▶ [Given data]:
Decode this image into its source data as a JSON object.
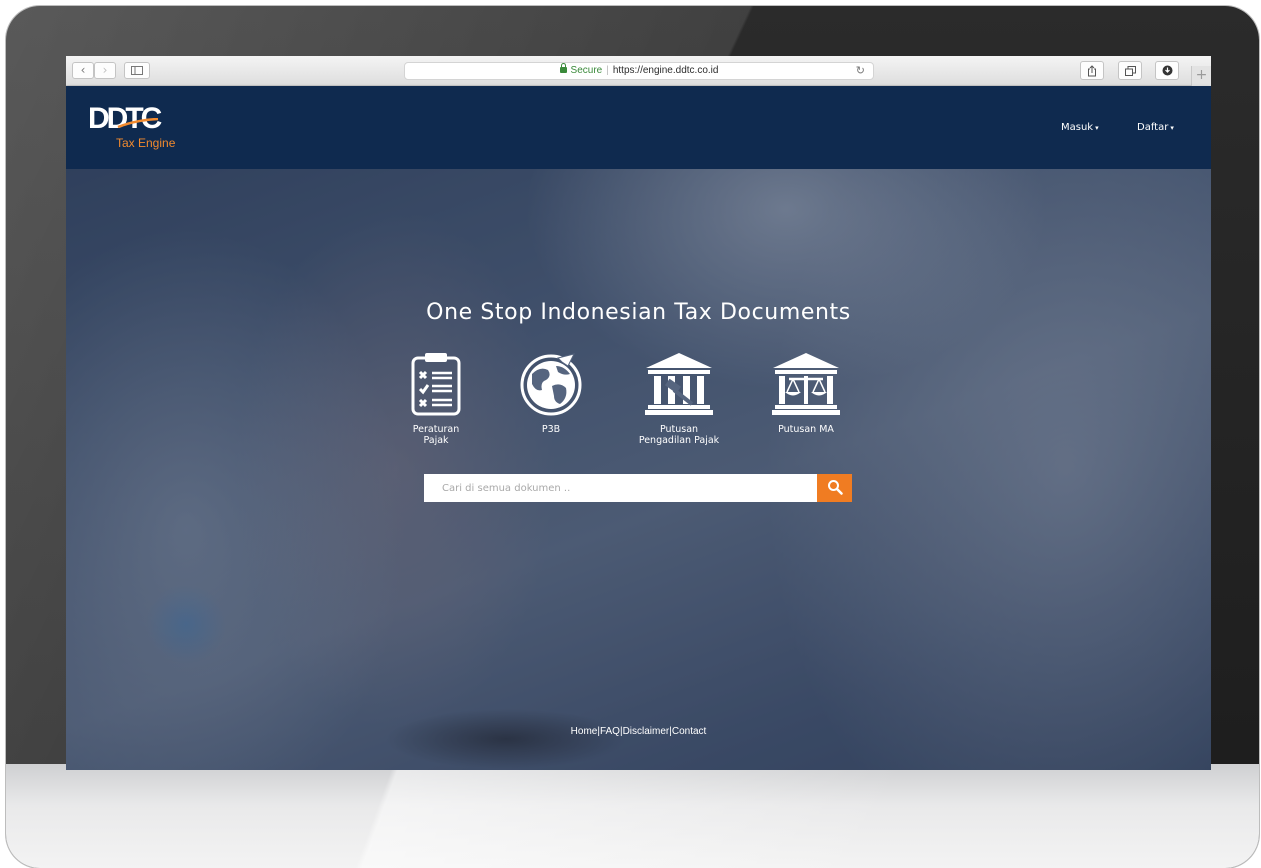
{
  "browser": {
    "back_icon": "chevron-left-icon",
    "forward_icon": "chevron-right-icon",
    "sidebar_icon": "sidebar-icon",
    "secure_label": "Secure",
    "url": "https://engine.ddtc.co.id",
    "reload_icon": "reload-icon",
    "share_icon": "share-icon",
    "tabs_icon": "tabs-icon",
    "download_icon": "download-icon",
    "new_tab_label": "+"
  },
  "header": {
    "logo_text": "DDTC",
    "logo_subtitle": "Tax Engine",
    "nav": [
      {
        "label": "Masuk"
      },
      {
        "label": "Daftar"
      }
    ]
  },
  "hero": {
    "title": "One Stop Indonesian Tax Documents",
    "categories": [
      {
        "label_line1": "Peraturan",
        "label_line2": "Pajak",
        "icon": "clipboard-checklist-icon"
      },
      {
        "label_line1": "P3B",
        "label_line2": "",
        "icon": "globe-icon"
      },
      {
        "label_line1": "Putusan",
        "label_line2": "Pengadilan Pajak",
        "icon": "courthouse-icon"
      },
      {
        "label_line1": "Putusan MA",
        "label_line2": "",
        "icon": "scales-icon"
      }
    ],
    "search": {
      "placeholder": "Cari di semua dokumen ..",
      "value": "",
      "button_icon": "search-icon"
    }
  },
  "footer": {
    "links": [
      "Home",
      "FAQ",
      "Disclaimer",
      "Contact"
    ],
    "separator": "|"
  },
  "colors": {
    "header_bg": "#0f2a4f",
    "accent": "#f07c22",
    "text_light": "#ffffff"
  }
}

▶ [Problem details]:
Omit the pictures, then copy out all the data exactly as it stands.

▶ [Written response]:
Decode this image into its source data as a JSON object.
{
  "browser": {
    "back_icon": "chevron-left-icon",
    "forward_icon": "chevron-right-icon",
    "sidebar_icon": "sidebar-icon",
    "secure_label": "Secure",
    "url": "https://engine.ddtc.co.id",
    "reload_icon": "reload-icon",
    "share_icon": "share-icon",
    "tabs_icon": "tabs-icon",
    "download_icon": "download-icon",
    "new_tab_label": "+"
  },
  "header": {
    "logo_text": "DDTC",
    "logo_subtitle": "Tax Engine",
    "nav": [
      {
        "label": "Masuk"
      },
      {
        "label": "Daftar"
      }
    ]
  },
  "hero": {
    "title": "One Stop Indonesian Tax Documents",
    "categories": [
      {
        "label_line1": "Peraturan",
        "label_line2": "Pajak",
        "icon": "clipboard-checklist-icon"
      },
      {
        "label_line1": "P3B",
        "label_line2": "",
        "icon": "globe-icon"
      },
      {
        "label_line1": "Putusan",
        "label_line2": "Pengadilan Pajak",
        "icon": "courthouse-icon"
      },
      {
        "label_line1": "Putusan MA",
        "label_line2": "",
        "icon": "scales-icon"
      }
    ],
    "search": {
      "placeholder": "Cari di semua dokumen ..",
      "value": "",
      "button_icon": "search-icon"
    }
  },
  "footer": {
    "links": [
      "Home",
      "FAQ",
      "Disclaimer",
      "Contact"
    ],
    "separator": "|"
  },
  "colors": {
    "header_bg": "#0f2a4f",
    "accent": "#f07c22",
    "text_light": "#ffffff"
  }
}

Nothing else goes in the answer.